One of the groups that Ladd works with is the Producers of Lake Redstone. They are a farmer led group that is funded by the Department of Agriculture. They have multiple events each year with their next event coming up on September 28. At this event they will have a drone seeding cover crops. 

The drone that’s going to be applying cover crops has a carrying capacity of 75 pounds and is able to plant about twenty acres an hour. This drone is run completely off of a GPS so they are able to get pretty exact in the field where they apply the cover crops. 

“I think for the future, drones are definitely going to be utilized more often,” says Ladd. “It would just be one less thing that the farmer would have to worry about.”

Ladd also helped to put on a rainfall simulator. This simulator is a trailer with trays in it that simulates one inch of rainfall in just about a minute. It allows farmers to see what is happening with different soil types and different conservation practices. They can see what’s happening when it rains on the land, if the water is infiltrating or running off, and what’s happening when it runs off.  

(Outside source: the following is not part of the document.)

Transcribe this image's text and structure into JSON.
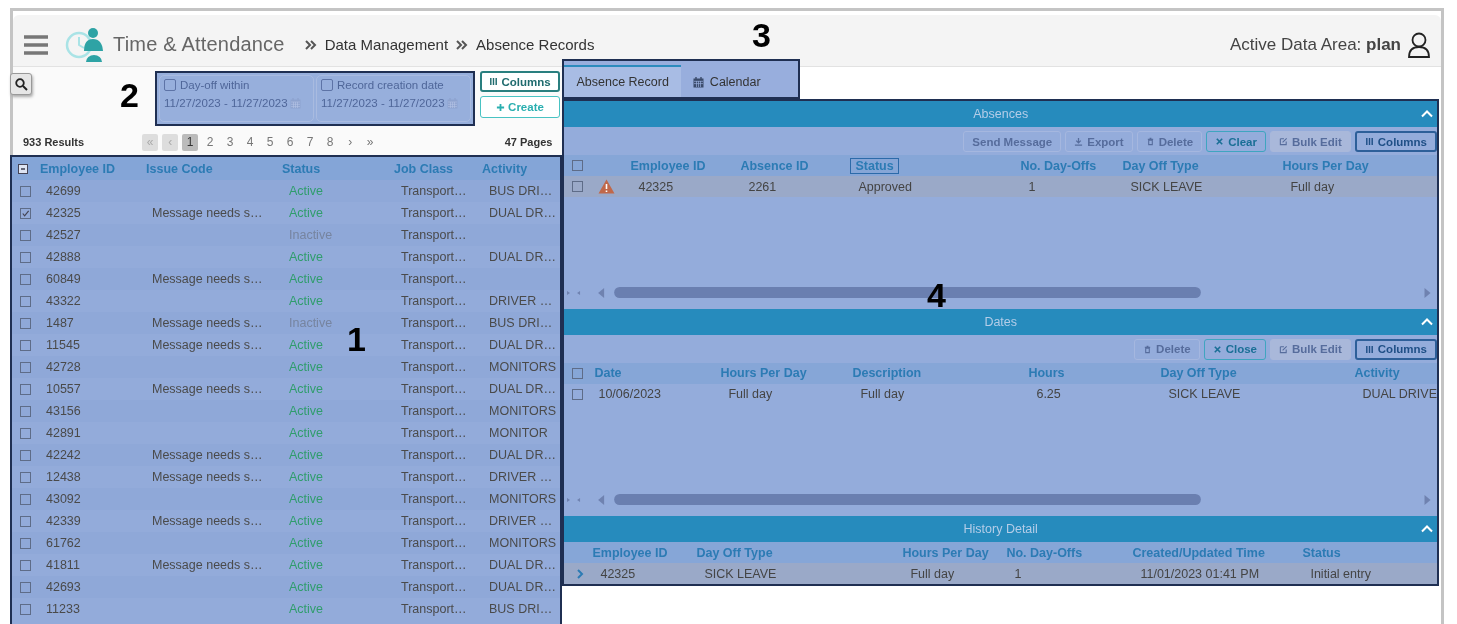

Ladd suggests that farmers start with a rye or wheat cover crop to help with runoff. Once farmers get a little more comfortable, he encourages them to try multi-species cover crops that have a little bit of everything in it and if they get a little further along, they can start doing some growing season cover crops. 

“We had a good year as far as erosion goes. There were acres that you could tell where some things got a little more tillage this year than other years and you could definitely see the difference in the spring with some of our early heavy rainfall events. It was easy to tell what areas had cover crops and what areas didn’t,” says Ladd.

Ladd also works with the Farmers of the Lemonweir Valley. They will be hosting a field day on September 8, 2022 with Jamie Patton from UW-Extension coming to explain soil pits. She will highlight areas that have high compaction and what different cropping practices are doing to the soil and the soil structure. They will also have a seasonal buffer strip with cover crops.

“These new farmer groups and what we’re doing with them can definitely show off all the different things that are happening,” adds Ladd.  “Some farmers that may be later adopters of these conservation practices are able to see what their neighbors are doing.”

Ladd continues that farmers are more likely to adopt the conservation practices by hearing about it from their neighbors rather than an agency staff member. Word of mouth from their peers on what is good for the farmer, the land, and how they’re doing it helps farmers to ensure that there is good soil to continue farming for future generations.